EXERCISE DESCRIPTION: The word "JSON" occurs in some lines of the data. Return each such line.
*** Block opens ***
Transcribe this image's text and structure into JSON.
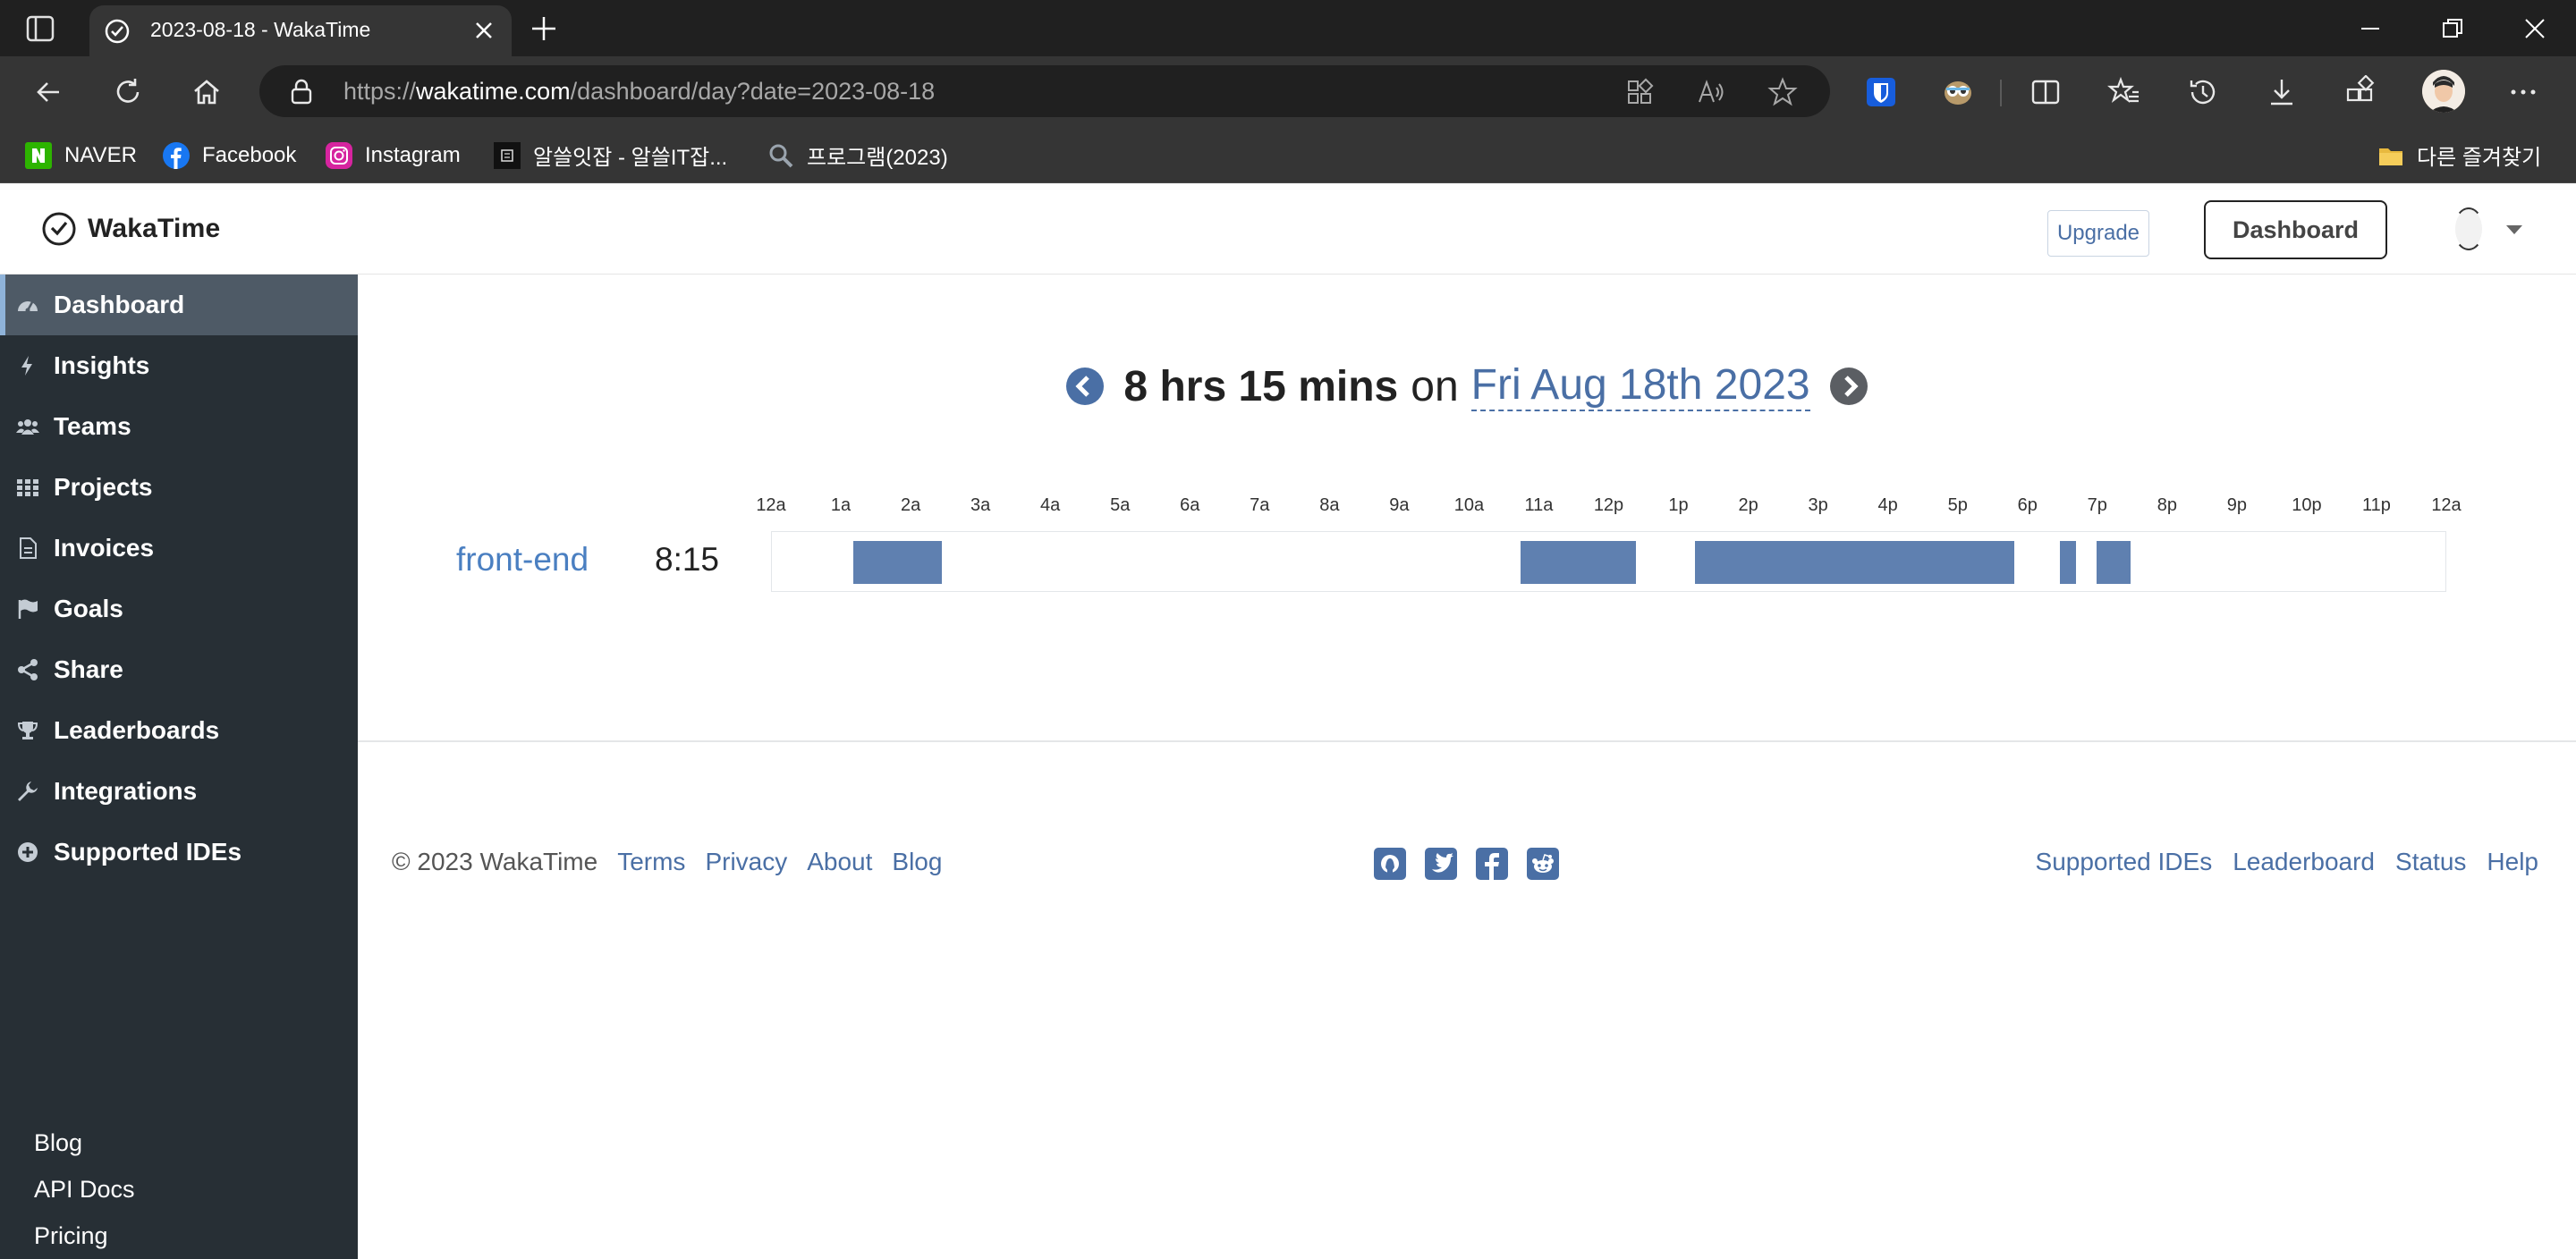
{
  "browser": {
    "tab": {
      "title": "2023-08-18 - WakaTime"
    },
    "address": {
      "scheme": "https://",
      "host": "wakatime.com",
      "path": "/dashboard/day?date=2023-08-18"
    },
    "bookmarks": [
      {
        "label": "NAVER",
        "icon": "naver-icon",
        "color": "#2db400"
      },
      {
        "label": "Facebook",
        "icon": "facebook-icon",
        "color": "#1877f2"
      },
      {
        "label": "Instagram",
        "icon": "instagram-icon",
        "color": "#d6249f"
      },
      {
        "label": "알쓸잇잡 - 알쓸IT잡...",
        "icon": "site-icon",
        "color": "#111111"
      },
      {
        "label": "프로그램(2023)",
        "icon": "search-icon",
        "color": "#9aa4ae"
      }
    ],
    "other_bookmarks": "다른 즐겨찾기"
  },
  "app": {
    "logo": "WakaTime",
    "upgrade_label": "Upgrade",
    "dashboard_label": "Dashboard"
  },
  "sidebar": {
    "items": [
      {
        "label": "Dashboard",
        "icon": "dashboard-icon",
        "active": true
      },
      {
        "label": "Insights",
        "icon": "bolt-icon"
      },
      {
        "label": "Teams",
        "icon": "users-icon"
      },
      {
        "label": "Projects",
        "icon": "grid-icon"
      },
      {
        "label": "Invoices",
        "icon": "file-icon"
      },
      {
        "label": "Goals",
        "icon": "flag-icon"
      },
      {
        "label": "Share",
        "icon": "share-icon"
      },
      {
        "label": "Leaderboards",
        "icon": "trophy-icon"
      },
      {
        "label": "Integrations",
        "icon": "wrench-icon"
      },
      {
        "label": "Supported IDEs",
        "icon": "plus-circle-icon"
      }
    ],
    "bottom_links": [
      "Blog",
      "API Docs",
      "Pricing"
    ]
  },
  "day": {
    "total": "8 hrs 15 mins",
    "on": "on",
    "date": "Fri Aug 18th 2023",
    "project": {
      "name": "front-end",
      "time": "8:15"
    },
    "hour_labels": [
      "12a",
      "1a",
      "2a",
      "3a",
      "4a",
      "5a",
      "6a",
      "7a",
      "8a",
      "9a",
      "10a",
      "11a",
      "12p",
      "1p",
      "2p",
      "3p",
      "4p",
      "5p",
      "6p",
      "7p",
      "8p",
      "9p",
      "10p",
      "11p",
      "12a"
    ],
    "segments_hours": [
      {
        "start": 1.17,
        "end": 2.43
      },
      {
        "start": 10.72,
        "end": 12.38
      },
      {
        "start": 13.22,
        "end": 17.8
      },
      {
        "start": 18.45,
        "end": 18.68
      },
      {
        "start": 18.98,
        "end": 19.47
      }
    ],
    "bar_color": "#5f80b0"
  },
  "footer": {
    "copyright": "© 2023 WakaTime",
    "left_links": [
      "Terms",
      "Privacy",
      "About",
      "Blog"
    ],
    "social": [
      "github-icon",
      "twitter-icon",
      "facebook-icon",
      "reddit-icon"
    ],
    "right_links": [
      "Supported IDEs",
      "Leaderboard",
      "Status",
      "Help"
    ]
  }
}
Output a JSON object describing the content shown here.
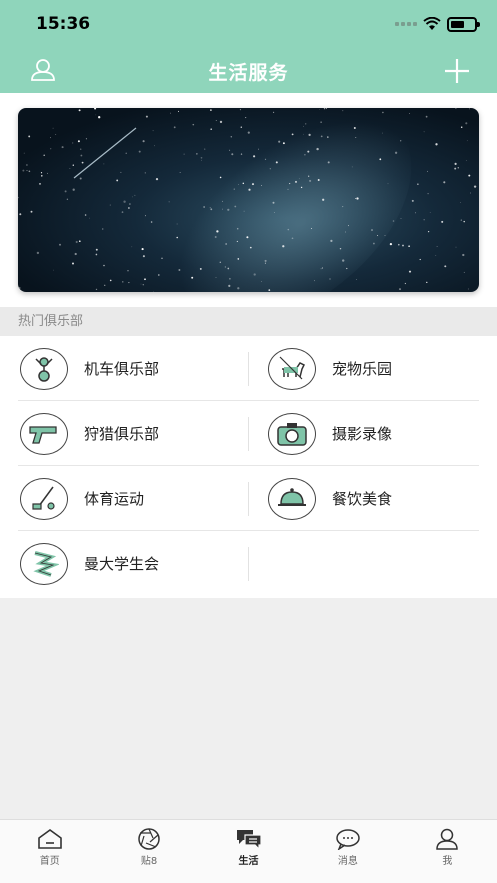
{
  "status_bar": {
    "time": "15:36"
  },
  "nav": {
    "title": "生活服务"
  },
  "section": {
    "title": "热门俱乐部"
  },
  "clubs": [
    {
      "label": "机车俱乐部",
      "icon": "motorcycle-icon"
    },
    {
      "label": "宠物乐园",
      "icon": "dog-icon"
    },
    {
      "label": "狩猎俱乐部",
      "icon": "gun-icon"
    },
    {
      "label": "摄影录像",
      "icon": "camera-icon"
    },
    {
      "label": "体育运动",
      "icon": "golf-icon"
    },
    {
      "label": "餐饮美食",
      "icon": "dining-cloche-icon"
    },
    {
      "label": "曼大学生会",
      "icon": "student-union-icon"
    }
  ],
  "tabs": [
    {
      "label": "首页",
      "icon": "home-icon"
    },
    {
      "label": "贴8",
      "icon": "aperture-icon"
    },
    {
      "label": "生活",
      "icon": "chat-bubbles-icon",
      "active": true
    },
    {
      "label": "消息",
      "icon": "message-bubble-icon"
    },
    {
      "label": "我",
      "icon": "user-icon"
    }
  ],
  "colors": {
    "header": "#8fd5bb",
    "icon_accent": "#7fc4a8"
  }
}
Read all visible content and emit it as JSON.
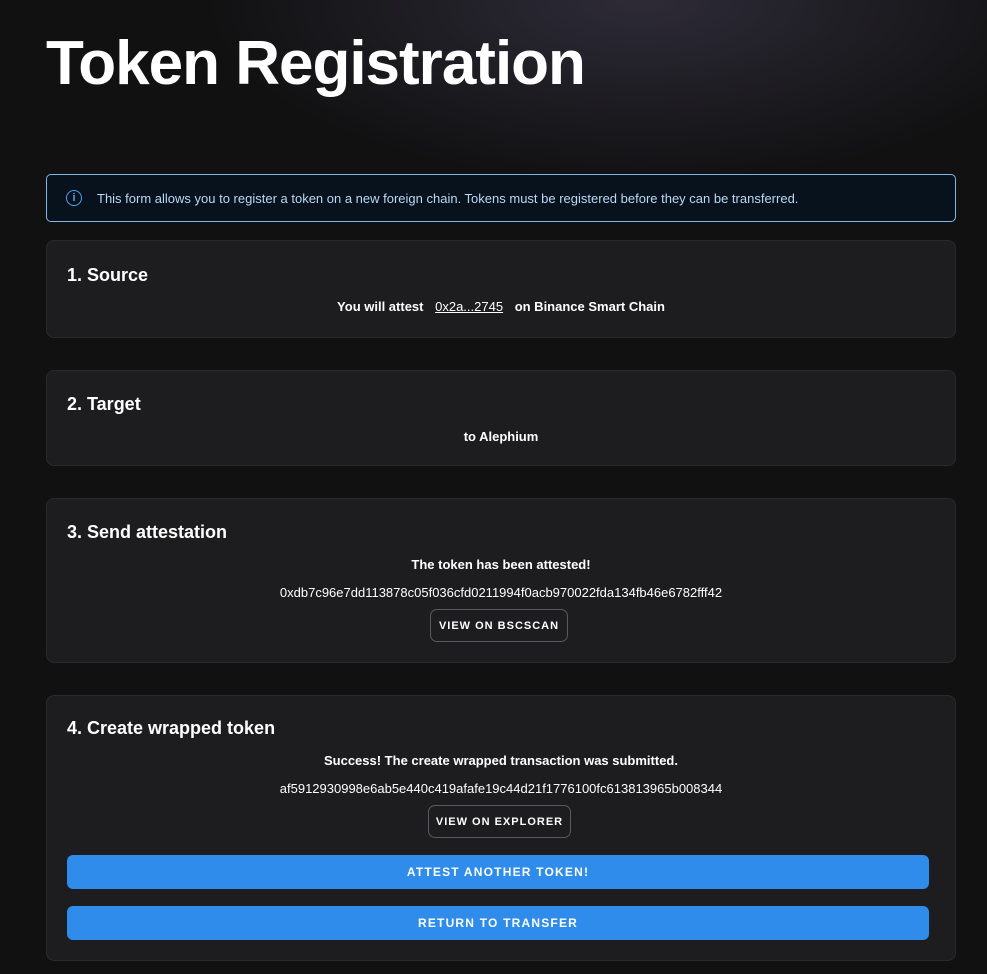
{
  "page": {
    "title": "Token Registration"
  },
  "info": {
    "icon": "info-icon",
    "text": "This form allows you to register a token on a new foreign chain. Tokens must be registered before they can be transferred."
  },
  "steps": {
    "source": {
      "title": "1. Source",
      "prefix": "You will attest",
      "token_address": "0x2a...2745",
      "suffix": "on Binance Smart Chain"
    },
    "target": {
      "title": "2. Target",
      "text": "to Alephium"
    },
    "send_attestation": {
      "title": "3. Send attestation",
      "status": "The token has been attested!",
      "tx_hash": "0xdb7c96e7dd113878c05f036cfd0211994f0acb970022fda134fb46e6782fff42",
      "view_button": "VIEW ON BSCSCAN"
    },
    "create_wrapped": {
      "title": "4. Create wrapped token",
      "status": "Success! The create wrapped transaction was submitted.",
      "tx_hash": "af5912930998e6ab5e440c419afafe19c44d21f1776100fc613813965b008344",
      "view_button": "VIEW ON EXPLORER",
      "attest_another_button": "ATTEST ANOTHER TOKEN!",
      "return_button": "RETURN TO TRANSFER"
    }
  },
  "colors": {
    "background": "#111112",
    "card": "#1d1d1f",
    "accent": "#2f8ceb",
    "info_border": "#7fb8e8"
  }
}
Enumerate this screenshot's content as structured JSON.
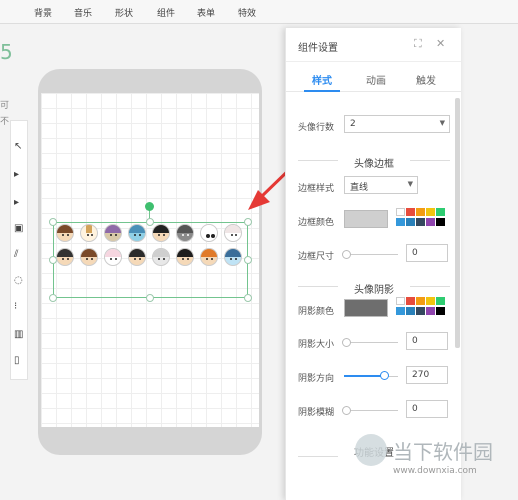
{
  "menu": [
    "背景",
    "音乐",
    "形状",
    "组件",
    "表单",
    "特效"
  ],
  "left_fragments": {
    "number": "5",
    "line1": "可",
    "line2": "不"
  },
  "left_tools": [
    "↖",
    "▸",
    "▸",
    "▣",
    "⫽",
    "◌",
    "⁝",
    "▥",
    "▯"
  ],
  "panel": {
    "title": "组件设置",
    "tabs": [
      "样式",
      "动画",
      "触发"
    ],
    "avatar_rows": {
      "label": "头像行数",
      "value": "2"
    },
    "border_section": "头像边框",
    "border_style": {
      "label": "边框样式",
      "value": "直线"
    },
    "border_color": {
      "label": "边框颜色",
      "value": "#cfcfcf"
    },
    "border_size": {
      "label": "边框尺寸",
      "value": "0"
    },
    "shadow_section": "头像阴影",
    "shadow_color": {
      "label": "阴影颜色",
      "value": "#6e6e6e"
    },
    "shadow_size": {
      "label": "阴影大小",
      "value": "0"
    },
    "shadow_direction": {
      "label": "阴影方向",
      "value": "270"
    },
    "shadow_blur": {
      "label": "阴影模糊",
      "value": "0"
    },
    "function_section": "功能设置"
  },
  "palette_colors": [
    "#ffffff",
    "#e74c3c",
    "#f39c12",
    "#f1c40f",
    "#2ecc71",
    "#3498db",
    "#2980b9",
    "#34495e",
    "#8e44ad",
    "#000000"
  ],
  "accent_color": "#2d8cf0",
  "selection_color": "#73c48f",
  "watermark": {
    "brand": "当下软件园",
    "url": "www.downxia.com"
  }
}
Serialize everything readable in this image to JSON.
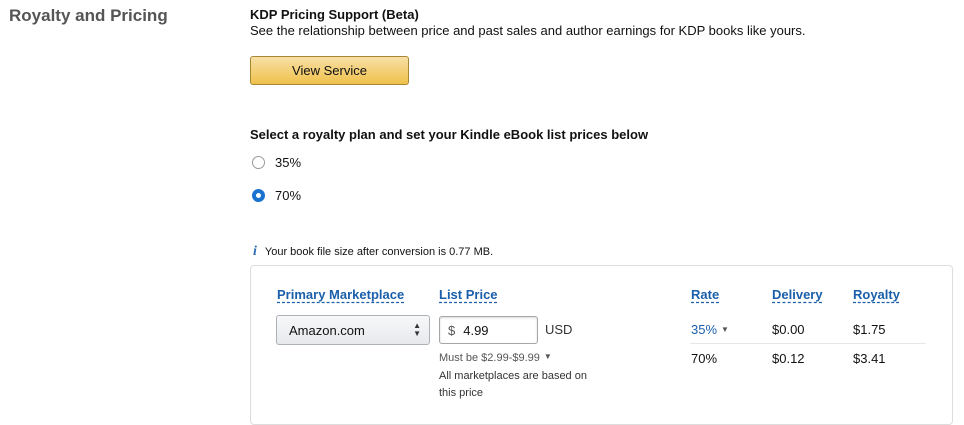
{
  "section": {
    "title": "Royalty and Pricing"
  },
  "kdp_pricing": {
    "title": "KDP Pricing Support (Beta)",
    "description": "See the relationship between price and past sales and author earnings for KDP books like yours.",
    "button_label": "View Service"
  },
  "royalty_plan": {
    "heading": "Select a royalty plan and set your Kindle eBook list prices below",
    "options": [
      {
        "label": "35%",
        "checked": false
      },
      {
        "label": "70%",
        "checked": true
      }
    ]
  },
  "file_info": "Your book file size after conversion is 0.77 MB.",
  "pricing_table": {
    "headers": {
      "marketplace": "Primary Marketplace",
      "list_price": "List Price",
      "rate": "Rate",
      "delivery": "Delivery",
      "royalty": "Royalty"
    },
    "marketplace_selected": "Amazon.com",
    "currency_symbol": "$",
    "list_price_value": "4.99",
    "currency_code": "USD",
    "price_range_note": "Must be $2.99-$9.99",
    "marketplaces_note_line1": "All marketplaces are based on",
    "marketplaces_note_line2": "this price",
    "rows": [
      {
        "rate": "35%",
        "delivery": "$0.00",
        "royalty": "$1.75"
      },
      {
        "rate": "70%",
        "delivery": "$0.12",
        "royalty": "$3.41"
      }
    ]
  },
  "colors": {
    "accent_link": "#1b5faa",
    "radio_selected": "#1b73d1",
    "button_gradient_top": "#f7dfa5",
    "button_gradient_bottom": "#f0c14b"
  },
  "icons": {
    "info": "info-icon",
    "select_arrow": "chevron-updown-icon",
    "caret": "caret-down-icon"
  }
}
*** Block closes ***
ANSWER AREA:
Transcribe this image's text and structure into JSON.
Output a JSON object describing the content shown here.
Read all visible content and emit it as JSON.
Enumerate this screenshot's content as structured JSON.
Serialize everything readable in this image to JSON.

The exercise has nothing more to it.